You can tell a lot about sharks simply by looking at their teeth – revealing their diets and, by extension, their lifestyles. While public perception about sharks is often quite negative, with their teeth viewed as "weapons", the reality is that, just like the teeth in our own omnivorous mouths, shark teeth are specialised for their diets, and by looking at them, scientists can tell what is on a shark's menu (it's not us).
(Cover image credit: Jean Tresfon)
If you want to learn more about shark teeth, check out our Shark Alley space at the Save Our Seas Foundation Shark Exhibit.
Let’s take a closer look at shark teeth and see what we can tell about the sharks that have them:
The sharp, pointy teeth of sharks like the ragged-tooth sharks in our Save Our Seas Foundation Shark Exhibit might look fearsome, but they actually tell us something quite important - this is a shark that eats slippery food, like fish. This style of tooth means that ragged-tooth sharks are unable to bite off pieces of their prey, so they tend to focus on prey that they are able to swallow in one bite.
The diet of the ragged-tooth shark sometimes consists of fish that might be larger or stronger than what can be comfortably swallowed in one bite - so its teeth are curved to give it grip as it tries to thrash its food into pieces. Sharks that specifically focus on smaller prey tend to have straighter teeth.
This type of shark tooth serves a similar function to your own canine teeth!
Sharks that specialise in hunting large prey, particularly marine mammals like seals, usually have a combination of pointed teeth on their lower jaw, with asymmetrical triangular teeth in their upper jaws. This tooth combination allow these sharks to bit off pieces of their prey, enabling them to consume prey larger than other shark species, and allowing them to take advantage of carrion, like dead whales.
Many sharks with this tooth type have serrated upper teeth. The most extreme example of this is the tiger shark, which has hooked teeth that are sharp and serrated enough to bite through sea turtle shells.
This cutting action is similar to how humans use their front incisor teeth.

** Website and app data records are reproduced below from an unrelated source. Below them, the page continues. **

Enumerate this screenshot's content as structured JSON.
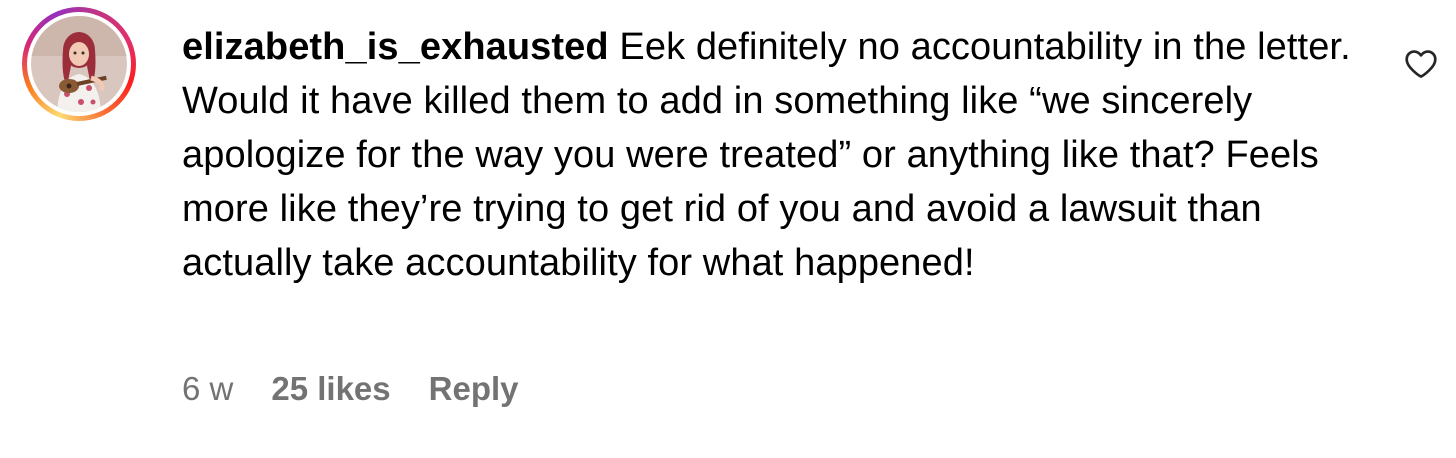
{
  "comment": {
    "username": "elizabeth_is_exhausted",
    "text": "Eek definitely no accountability in the letter. Would it have killed them to add in something like “we sincerely apologize for the way you were treated” or anything like that? Feels more like they’re trying to get rid of you and avoid a lawsuit than actually take accountability for what happened!",
    "time": "6 w",
    "likes": "25 likes",
    "reply_label": "Reply",
    "like_icon": "heart-outline-icon"
  },
  "colors": {
    "meta_text": "#737373",
    "text": "#000000",
    "background": "#ffffff"
  }
}
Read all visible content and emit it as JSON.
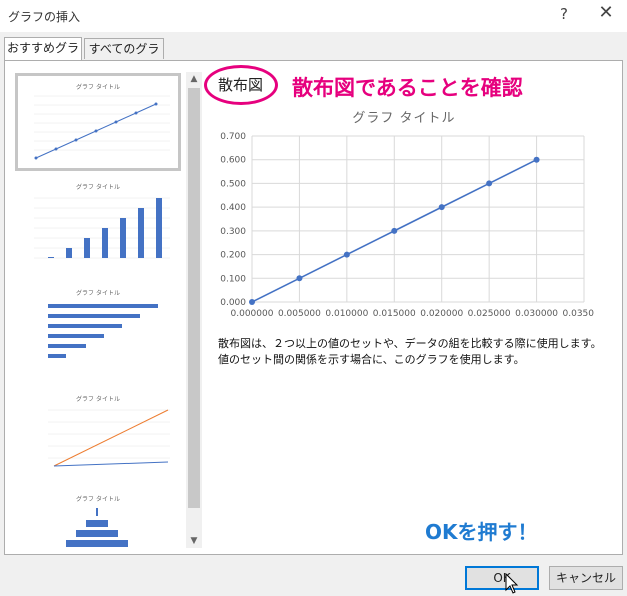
{
  "window": {
    "title": "グラフの挿入",
    "help": "?",
    "close": "✕"
  },
  "tabs": [
    {
      "label": "おすすめグラフ",
      "active": true
    },
    {
      "label": "すべてのグラフ",
      "active": false
    }
  ],
  "thumbnails": [
    {
      "title": "グラフ タイトル",
      "kind": "scatter"
    },
    {
      "title": "グラフ タイトル",
      "kind": "column"
    },
    {
      "title": "グラフ タイトル",
      "kind": "bar"
    },
    {
      "title": "グラフ タイトル",
      "kind": "line"
    },
    {
      "title": "グラフ タイトル",
      "kind": "funnel"
    }
  ],
  "chart_type_label": "散布図",
  "annotation_confirm": "散布図であることを確認",
  "description": "散布図は、２つ以上の値のセットや、データの組を比較する際に使用します。値のセット間の関係を示す場合に、このグラフを使用します。",
  "annotation_ok": "OKを押す！",
  "buttons": {
    "ok": "OK",
    "cancel": "キャンセル"
  },
  "colors": {
    "series": "#4472c4",
    "accent_pink": "#e6007e",
    "accent_blue": "#1f7bd1"
  },
  "chart_data": {
    "type": "scatter",
    "title": "グラフ タイトル",
    "x": [
      0,
      0.005,
      0.01,
      0.015,
      0.02,
      0.025,
      0.03
    ],
    "y": [
      0,
      0.1,
      0.2,
      0.3,
      0.4,
      0.5,
      0.6
    ],
    "xlim": [
      0,
      0.035
    ],
    "ylim": [
      0,
      0.7
    ],
    "xticks": [
      "0.000000",
      "0.005000",
      "0.010000",
      "0.015000",
      "0.020000",
      "0.025000",
      "0.030000",
      "0.035000"
    ],
    "yticks": [
      "0.000",
      "0.100",
      "0.200",
      "0.300",
      "0.400",
      "0.500",
      "0.600",
      "0.700"
    ],
    "grid": true,
    "legend": "none"
  }
}
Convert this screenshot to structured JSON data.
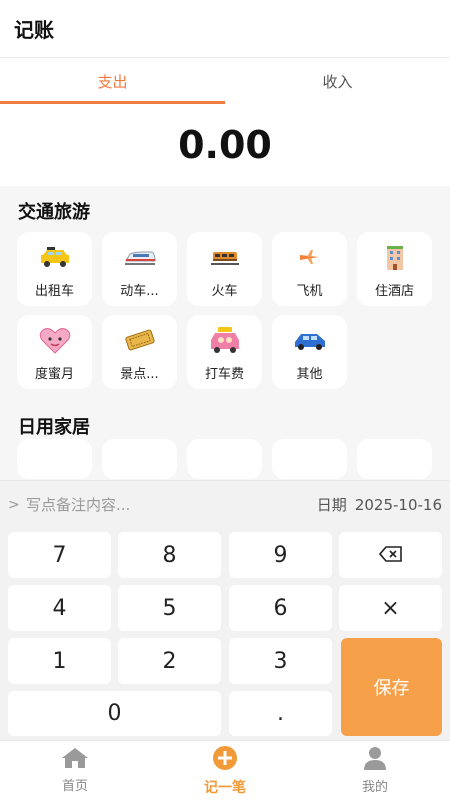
{
  "header": {
    "title": "记账"
  },
  "tabs": [
    {
      "label": "支出",
      "active": true
    },
    {
      "label": "收入",
      "active": false
    }
  ],
  "amount": "0.00",
  "sections": [
    {
      "title": "交通旅游",
      "items": [
        {
          "label": "出租车",
          "icon": "taxi-icon"
        },
        {
          "label": "动车...",
          "icon": "bullet-train-icon"
        },
        {
          "label": "火车",
          "icon": "train-icon"
        },
        {
          "label": "飞机",
          "icon": "airplane-icon"
        },
        {
          "label": "住酒店",
          "icon": "hotel-icon"
        },
        {
          "label": "度蜜月",
          "icon": "honeymoon-heart-icon"
        },
        {
          "label": "景点...",
          "icon": "ticket-icon"
        },
        {
          "label": "打车费",
          "icon": "ride-hailing-car-icon"
        },
        {
          "label": "其他",
          "icon": "blue-car-icon"
        }
      ]
    },
    {
      "title": "日用家居"
    }
  ],
  "note_bar": {
    "placeholder": "写点备注内容...",
    "date_label": "日期",
    "date_value": "2025-10-16"
  },
  "keypad": {
    "keys": [
      "7",
      "8",
      "9",
      "4",
      "5",
      "6",
      "1",
      "2",
      "3",
      "0",
      "."
    ],
    "multiply": "×",
    "backspace_icon": "backspace-icon",
    "save": "保存"
  },
  "bottom_nav": [
    {
      "label": "首页",
      "icon": "home-icon",
      "active": false
    },
    {
      "label": "记一笔",
      "icon": "plus-circle-icon",
      "active": true
    },
    {
      "label": "我的",
      "icon": "user-icon",
      "active": false
    }
  ],
  "colors": {
    "accent": "#f07b3f",
    "save": "#f7a04a",
    "nav_active": "#f29a38"
  }
}
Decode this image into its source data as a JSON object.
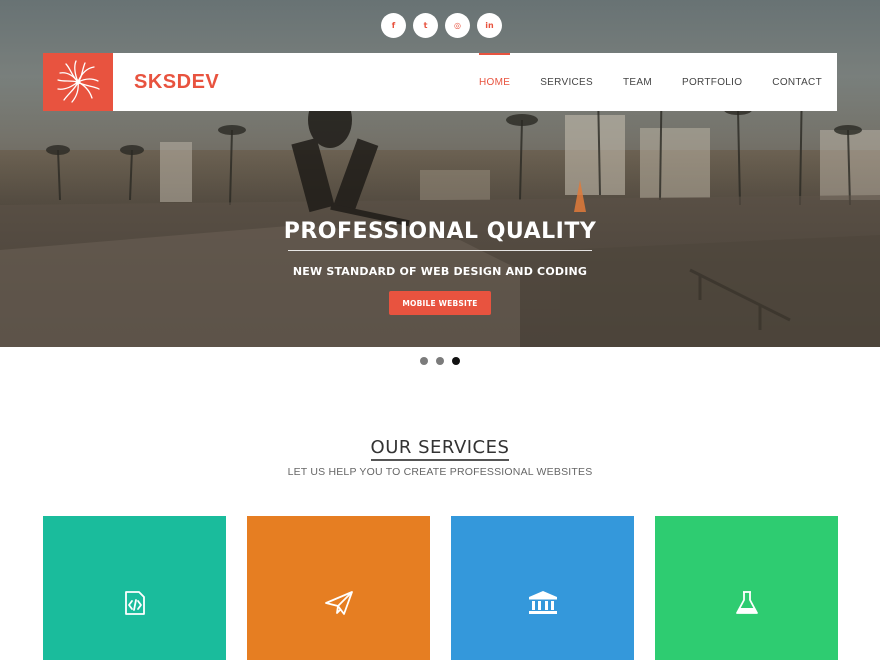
{
  "social": [
    {
      "icon": "facebook-icon",
      "glyph": "f"
    },
    {
      "icon": "twitter-icon",
      "glyph": "t"
    },
    {
      "icon": "dribbble-icon",
      "glyph": "◎"
    },
    {
      "icon": "linkedin-icon",
      "glyph": "in"
    }
  ],
  "nav": {
    "brand": "SKSDEV",
    "logo_icon": "burst-logo-icon",
    "items": [
      {
        "label": "HOME",
        "active": true
      },
      {
        "label": "SERVICES",
        "active": false
      },
      {
        "label": "TEAM",
        "active": false
      },
      {
        "label": "PORTFOLIO",
        "active": false
      },
      {
        "label": "CONTACT",
        "active": false
      }
    ]
  },
  "hero": {
    "title": "PROFESSIONAL QUALITY",
    "subtitle": "NEW STANDARD OF WEB DESIGN AND CODING",
    "button": "MOBILE WEBSITE"
  },
  "slider": {
    "count": 3,
    "active_index": 2
  },
  "services": {
    "title": "OUR SERVICES",
    "subtitle": "LET US HELP YOU TO CREATE PROFESSIONAL WEBSITES",
    "cards": [
      {
        "icon": "code-file-icon",
        "color": "#1abc9c"
      },
      {
        "icon": "paper-plane-icon",
        "color": "#e67e22"
      },
      {
        "icon": "bank-icon",
        "color": "#3498db"
      },
      {
        "icon": "flask-icon",
        "color": "#2ecc71"
      }
    ]
  },
  "colors": {
    "accent": "#e8533f"
  }
}
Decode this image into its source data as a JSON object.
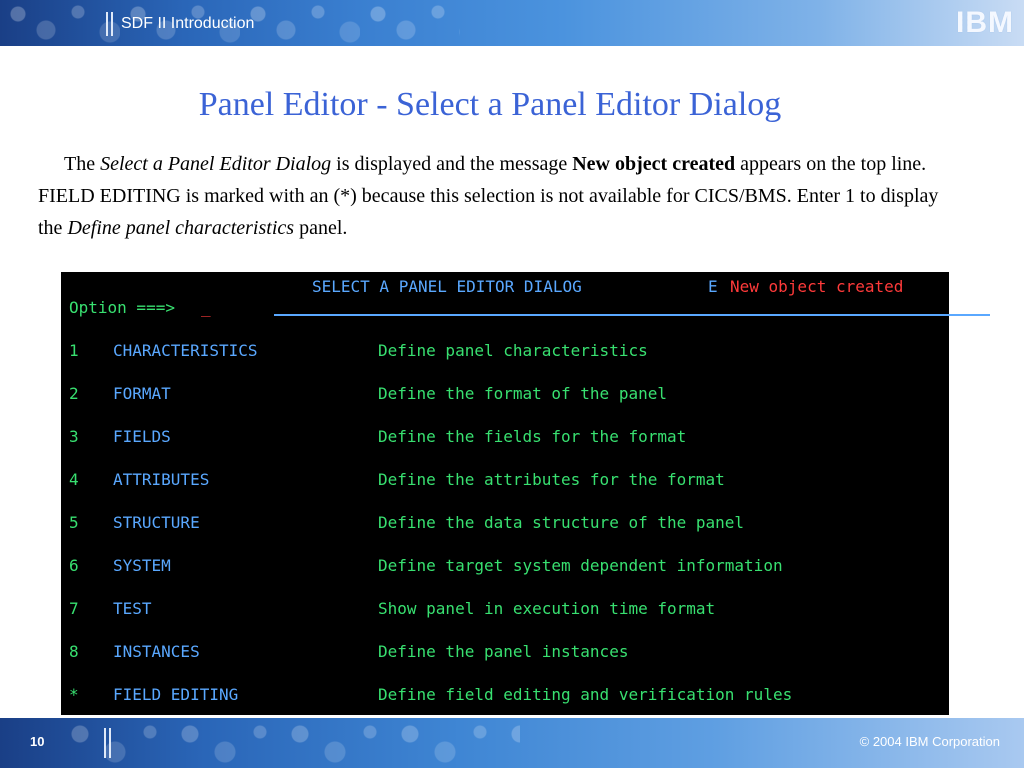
{
  "header": {
    "title": "SDF II  Introduction",
    "logo": "IBM"
  },
  "slide": {
    "title": "Panel Editor - Select a Panel Editor Dialog",
    "desc": {
      "p1": "The ",
      "p1_italic": "Select a Panel Editor Dialog",
      "p2": " is displayed and the message ",
      "p2_bold": "New object created",
      "p3": " appears on the top line. FIELD EDITING is marked with an (*) because this selection is not available for CICS/BMS. Enter 1 to display the ",
      "p3_italic": "Define panel characteristics",
      "p4": "  panel."
    }
  },
  "terminal": {
    "title": "SELECT A PANEL EDITOR DIALOG",
    "flag": "E",
    "message": "New object created",
    "option_label": "Option ===>",
    "cursor": "_",
    "options": [
      {
        "num": "1",
        "name": "CHARACTERISTICS",
        "desc": "Define panel characteristics"
      },
      {
        "num": "2",
        "name": "FORMAT",
        "desc": "Define the format of the panel"
      },
      {
        "num": "3",
        "name": "FIELDS",
        "desc": "Define the fields for the format"
      },
      {
        "num": "4",
        "name": "ATTRIBUTES",
        "desc": "Define the attributes for the format"
      },
      {
        "num": "5",
        "name": "STRUCTURE",
        "desc": "Define the data structure of the panel"
      },
      {
        "num": "6",
        "name": "SYSTEM",
        "desc": "Define target system dependent information"
      },
      {
        "num": "7",
        "name": "TEST",
        "desc": "Show panel in execution time format"
      },
      {
        "num": "8",
        "name": "INSTANCES",
        "desc": "Define the panel instances"
      },
      {
        "num": "*",
        "name": "FIELD EDITING",
        "desc": "Define field editing and verification rules"
      }
    ]
  },
  "footer": {
    "page": "10",
    "copyright": "© 2004 IBM Corporation"
  },
  "colors": {
    "title_blue": "#3b63d6",
    "terminal_bg": "#000000",
    "terminal_green": "#38e070",
    "terminal_blue": "#5aa8ff",
    "terminal_red": "#ff3a3a"
  }
}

Many sharks prey on hard-shelled animals, like molluscs, crustaceans and worms. These sharks sacrifice sharp teeth for pavements of broad, flattened teeth that are ideal for grinding up hard shells.
This arrangement of flattened teeth are similar in purpose to human molars (although ours don't grow back if we try to bite something too hard).
The above categorisation is a simplification, with each of the 500 known species of shark having its own unique combination of tooth features. Many are specifically adapted to unique feeding strategies - from carrion-eating scavengers to giant filter-feeders that have no need for teeth at all! Here are a few examples:
So, next time you see a shark - take a closer look at its features and see if you can figure out why it looks the way it does. This is the first step to being a shark scientist!